**GIVEN DATA**.
# # # # #

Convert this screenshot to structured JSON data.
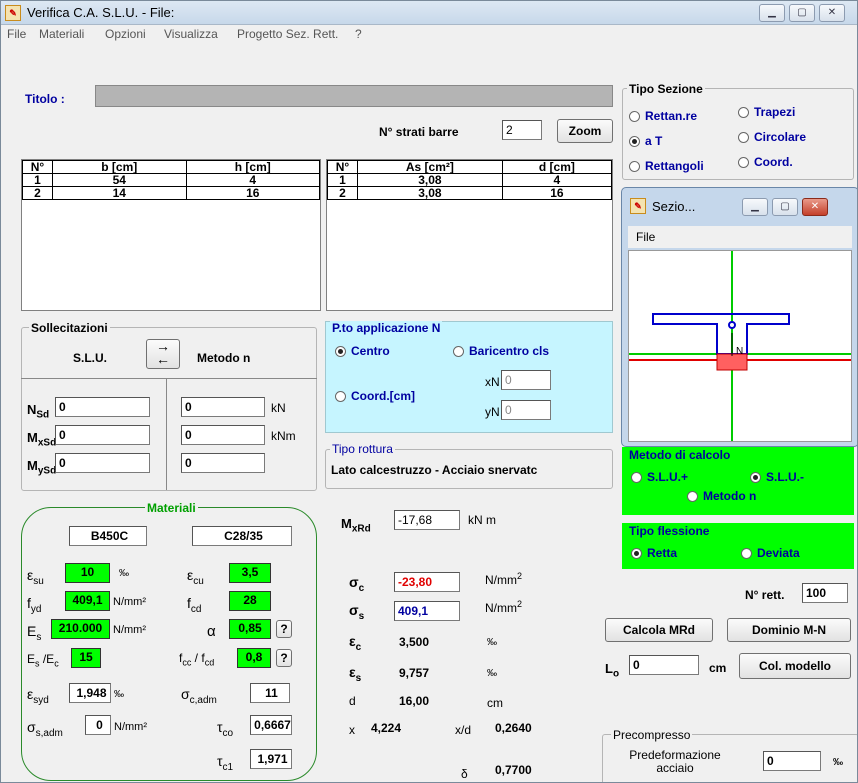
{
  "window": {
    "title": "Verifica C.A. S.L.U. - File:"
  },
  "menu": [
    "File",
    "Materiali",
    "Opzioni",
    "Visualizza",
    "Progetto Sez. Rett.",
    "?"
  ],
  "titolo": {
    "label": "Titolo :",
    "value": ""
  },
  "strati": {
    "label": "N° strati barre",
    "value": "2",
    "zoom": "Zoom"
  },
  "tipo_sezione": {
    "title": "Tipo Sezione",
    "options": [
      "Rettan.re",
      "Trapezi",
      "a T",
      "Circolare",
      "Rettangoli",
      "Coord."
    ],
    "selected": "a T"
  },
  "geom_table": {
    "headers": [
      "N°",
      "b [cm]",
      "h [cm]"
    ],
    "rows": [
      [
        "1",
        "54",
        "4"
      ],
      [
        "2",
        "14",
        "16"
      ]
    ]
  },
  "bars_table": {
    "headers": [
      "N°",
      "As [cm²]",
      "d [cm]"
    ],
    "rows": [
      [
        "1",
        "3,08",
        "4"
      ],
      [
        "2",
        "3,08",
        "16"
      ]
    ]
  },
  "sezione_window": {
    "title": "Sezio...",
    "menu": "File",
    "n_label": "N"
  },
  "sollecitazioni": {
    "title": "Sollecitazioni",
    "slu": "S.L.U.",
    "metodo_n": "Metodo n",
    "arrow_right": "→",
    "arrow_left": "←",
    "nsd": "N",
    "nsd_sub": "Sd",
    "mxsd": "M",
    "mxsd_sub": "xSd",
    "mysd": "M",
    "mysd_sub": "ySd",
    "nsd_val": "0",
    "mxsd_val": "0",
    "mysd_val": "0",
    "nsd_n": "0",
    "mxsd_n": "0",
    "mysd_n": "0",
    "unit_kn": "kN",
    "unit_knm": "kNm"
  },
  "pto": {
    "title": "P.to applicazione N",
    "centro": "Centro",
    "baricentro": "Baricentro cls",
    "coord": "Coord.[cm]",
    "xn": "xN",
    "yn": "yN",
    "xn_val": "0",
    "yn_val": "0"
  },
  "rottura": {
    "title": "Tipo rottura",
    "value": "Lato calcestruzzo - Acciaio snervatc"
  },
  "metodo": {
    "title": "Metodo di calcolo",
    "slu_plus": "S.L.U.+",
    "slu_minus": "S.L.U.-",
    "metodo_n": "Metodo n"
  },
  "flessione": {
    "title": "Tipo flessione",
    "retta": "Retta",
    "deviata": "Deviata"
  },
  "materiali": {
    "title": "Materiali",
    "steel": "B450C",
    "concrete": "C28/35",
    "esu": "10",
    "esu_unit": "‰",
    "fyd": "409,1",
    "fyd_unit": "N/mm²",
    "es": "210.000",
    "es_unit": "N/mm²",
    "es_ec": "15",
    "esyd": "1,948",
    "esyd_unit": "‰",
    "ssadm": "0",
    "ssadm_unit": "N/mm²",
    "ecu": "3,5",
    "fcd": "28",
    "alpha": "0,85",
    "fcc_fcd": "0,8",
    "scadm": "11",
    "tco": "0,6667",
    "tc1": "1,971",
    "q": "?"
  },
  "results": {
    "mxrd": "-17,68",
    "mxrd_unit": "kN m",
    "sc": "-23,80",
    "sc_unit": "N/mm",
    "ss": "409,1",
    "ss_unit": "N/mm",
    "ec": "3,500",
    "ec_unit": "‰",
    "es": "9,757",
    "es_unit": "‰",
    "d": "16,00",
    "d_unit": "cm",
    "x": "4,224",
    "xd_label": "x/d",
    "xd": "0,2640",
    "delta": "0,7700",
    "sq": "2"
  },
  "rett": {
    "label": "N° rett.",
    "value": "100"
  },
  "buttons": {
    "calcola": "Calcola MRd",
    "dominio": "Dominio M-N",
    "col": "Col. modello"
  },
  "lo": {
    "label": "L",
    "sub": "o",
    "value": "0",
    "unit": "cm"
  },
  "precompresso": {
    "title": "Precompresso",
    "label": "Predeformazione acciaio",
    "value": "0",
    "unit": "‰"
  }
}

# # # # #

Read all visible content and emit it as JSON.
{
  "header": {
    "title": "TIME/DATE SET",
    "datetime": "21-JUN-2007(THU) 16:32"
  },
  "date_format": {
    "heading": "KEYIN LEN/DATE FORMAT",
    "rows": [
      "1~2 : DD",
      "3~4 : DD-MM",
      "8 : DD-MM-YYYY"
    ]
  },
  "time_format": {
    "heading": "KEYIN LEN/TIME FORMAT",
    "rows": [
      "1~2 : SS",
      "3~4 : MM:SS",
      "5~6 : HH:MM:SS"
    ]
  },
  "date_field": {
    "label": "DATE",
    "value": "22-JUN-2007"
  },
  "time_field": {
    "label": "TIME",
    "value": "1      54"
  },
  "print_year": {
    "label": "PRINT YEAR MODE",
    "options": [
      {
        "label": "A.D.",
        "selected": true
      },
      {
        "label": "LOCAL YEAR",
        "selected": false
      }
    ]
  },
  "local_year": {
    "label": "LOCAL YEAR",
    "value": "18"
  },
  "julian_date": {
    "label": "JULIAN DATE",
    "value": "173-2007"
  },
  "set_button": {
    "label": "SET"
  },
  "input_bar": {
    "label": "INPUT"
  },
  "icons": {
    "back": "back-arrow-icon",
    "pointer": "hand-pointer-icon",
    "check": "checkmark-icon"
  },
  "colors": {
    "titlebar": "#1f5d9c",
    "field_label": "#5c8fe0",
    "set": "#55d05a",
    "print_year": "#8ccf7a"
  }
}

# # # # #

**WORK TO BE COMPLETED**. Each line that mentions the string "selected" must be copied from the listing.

**RESPONSE AREA**.
    "selected": "a T"
        "selected": true
        "selected": false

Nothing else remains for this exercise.